GULFPORT, Miss. - The 183rd Aeromedical Evacuation Squadron, Mississippi Air National Guard, and the 189th Medical Group, Arkansas Air National Guard, trained alongside Coast Guardsmen from Gulfport and New Orleans in July.
The training included search and rescue demonstrations, medical evacuation response and familiarization with military working dogs.
“As we transition our warfighting environments, joint familiarity with other components, like the U.S. Coast Guard, is essential as we anticipate future missions,” said Capt. John Hughes, 183rd AES joint force training liaison officer in charge.
Airmen from the 183rd AES stand ready to deploy at a moment’s notice in support of military operations, natural disasters, and humanitarian missions across the globe.
“We are capable of providing support when partners like the U.S. Coast Guard need patients transported to a hospital, or if patients need additional support at a higher level,” said Master Sgt. Mark Goss, 183rd AES health specialist.

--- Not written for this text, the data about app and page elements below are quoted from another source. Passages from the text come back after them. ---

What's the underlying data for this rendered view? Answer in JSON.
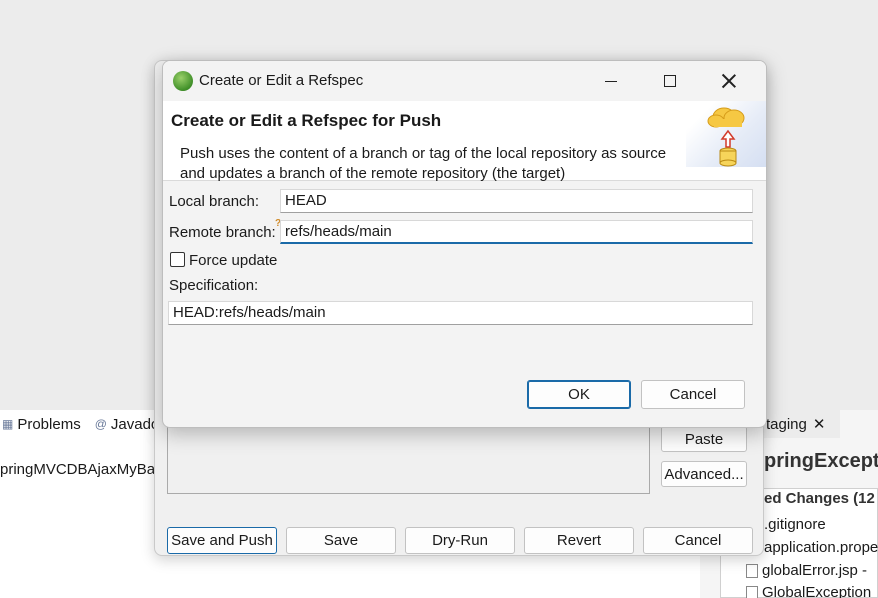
{
  "ide": {
    "tabs": [
      {
        "label": "Problems",
        "icon": "problems-icon"
      },
      {
        "label": "Javado",
        "icon": "at-icon"
      }
    ],
    "project_text": "pringMVCDBAjaxMyBa",
    "staging": {
      "tab_label": "taging",
      "title": "pringExcept",
      "section": "ed Changes (12",
      "files": [
        ".gitignore",
        "application.prope",
        "globalError.jsp -",
        "GlobalException"
      ]
    }
  },
  "parent_dialog": {
    "side_buttons": {
      "paste": "Paste",
      "advanced": "Advanced..."
    },
    "bottom_buttons": {
      "save_and_push": "Save and Push",
      "save": "Save",
      "dry_run": "Dry-Run",
      "revert": "Revert",
      "cancel": "Cancel"
    }
  },
  "dialog": {
    "window_title": "Create or Edit a Refspec",
    "heading": "Create or Edit a Refspec for Push",
    "description": "Push uses the content of a branch or tag of the local repository as source and updates a branch of the remote repository (the target)",
    "local_branch": {
      "label": "Local branch:",
      "value": "HEAD"
    },
    "remote_branch": {
      "label": "Remote branch:",
      "value": "refs/heads/main"
    },
    "force_update": {
      "label": "Force update",
      "checked": false
    },
    "specification": {
      "label": "Specification:",
      "value": "HEAD:refs/heads/main"
    },
    "buttons": {
      "ok": "OK",
      "cancel": "Cancel"
    }
  },
  "colors": {
    "accent": "#1a6aa8",
    "background": "#ececec"
  }
}
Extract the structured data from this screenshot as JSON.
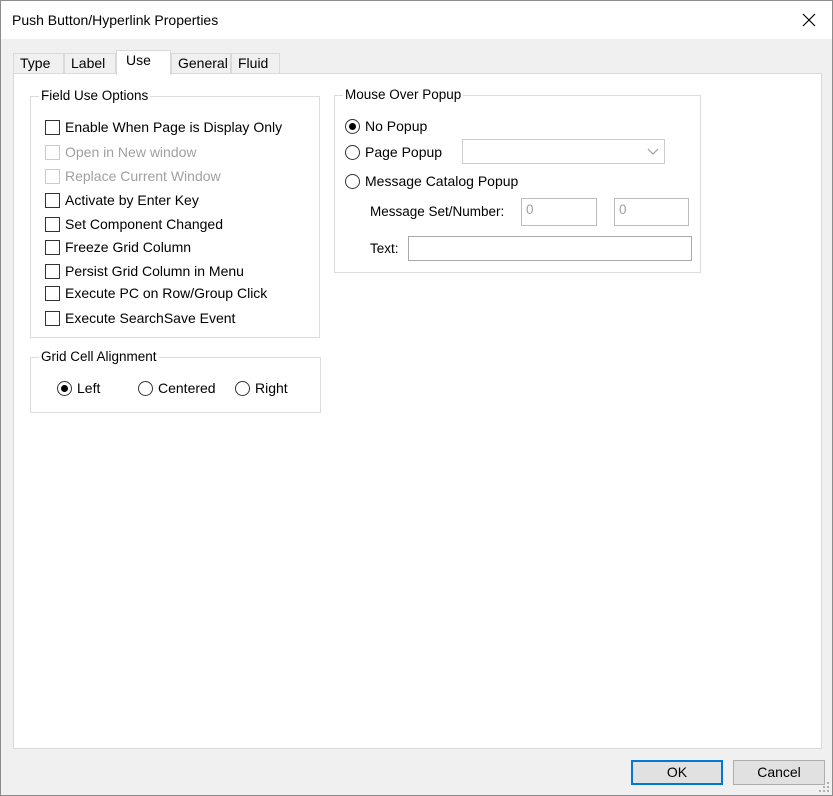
{
  "window": {
    "title": "Push Button/Hyperlink Properties"
  },
  "tabs": [
    {
      "label": "Type",
      "active": false
    },
    {
      "label": "Label",
      "active": false
    },
    {
      "label": "Use",
      "active": true
    },
    {
      "label": "General",
      "active": false
    },
    {
      "label": "Fluid",
      "active": false
    }
  ],
  "field_use_options": {
    "title": "Field Use Options",
    "items": [
      {
        "label": "Enable When Page is Display Only",
        "checked": false,
        "enabled": true
      },
      {
        "label": "Open in New window",
        "checked": false,
        "enabled": false
      },
      {
        "label": "Replace Current Window",
        "checked": false,
        "enabled": false
      },
      {
        "label": "Activate by Enter Key",
        "checked": false,
        "enabled": true
      },
      {
        "label": "Set Component Changed",
        "checked": false,
        "enabled": true
      },
      {
        "label": "Freeze Grid Column",
        "checked": false,
        "enabled": true
      },
      {
        "label": "Persist Grid Column in Menu",
        "checked": false,
        "enabled": true
      },
      {
        "label": "Execute PC on Row/Group Click",
        "checked": false,
        "enabled": true
      },
      {
        "label": "Execute SearchSave Event",
        "checked": false,
        "enabled": true
      }
    ]
  },
  "grid_cell_alignment": {
    "title": "Grid Cell Alignment",
    "options": [
      {
        "label": "Left",
        "selected": true
      },
      {
        "label": "Centered",
        "selected": false
      },
      {
        "label": "Right",
        "selected": false
      }
    ]
  },
  "mouse_over_popup": {
    "title": "Mouse Over Popup",
    "options": [
      {
        "label": "No Popup",
        "selected": true
      },
      {
        "label": "Page Popup",
        "selected": false
      },
      {
        "label": "Message Catalog Popup",
        "selected": false
      }
    ],
    "page_popup_value": "",
    "message_set_label": "Message Set/Number:",
    "message_set_value": "0",
    "message_number_value": "0",
    "text_label": "Text:",
    "text_value": ""
  },
  "buttons": {
    "ok": "OK",
    "cancel": "Cancel"
  },
  "icons": {
    "close": "close-icon",
    "dropdown": "chevron-down-icon",
    "grip": "resize-grip-icon"
  }
}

Airmen from the 183rd AES collaborated with the 189th MDG critical care team on transporting critically injured patients and air-to-ground equipment operations.
“While we share some of the same requirements, we’re different,” said Col. Terri Neely, 183rd AES commander. “Working with our clinic partners from Arkansas provides a smooth transition of them learning our job, and us learning their job.”
“If you’re downrange and you haven’t flown with these teams, then you’re not familiar with how they operate on the plane, or how that will affect your mission,” said Goss. “This controlled training environment allows us to figure out how each unit operates in flight while bringing every detail together.”
The 183rd AES consists of more than in-flight critical care specialists. Other team members such as logistics and medical administrators play an equally significant role for mission support during aeromedical evacuations. This year’s training environment allowed non-medical members of the 183rd AES to receive training on basic in-flight medical skills.
“We have reached out to all branches and different AFSCs to gain as much unique and different training as possible, which truly makes us multicapable Airmen,” said Neely. “We’re one of the few squadrons who have sought out and trained with the Army, Coast Guard, Active Duty, Reserve and Guard service members.”
A special part of the 183rd AES’s mission is support in natural disaster response and aeromedical evacuations, including potentially treating military working dogs.
“We trained with military working dogs because we have the capability to treat and transport those service members frequently,” said Goss. “If they need medical attention, we need to know how to treat them.”
Neely said the Airmen in the 183rd AES are always looking for new opportunities, and conducting training that is only being talked about at other units.
“We are one of the few squadrons who are on the cutting edge for truly developing multicapable Airmen,” said Neely. “This generation has some of the most innovative Airmen who are smarter than ever.”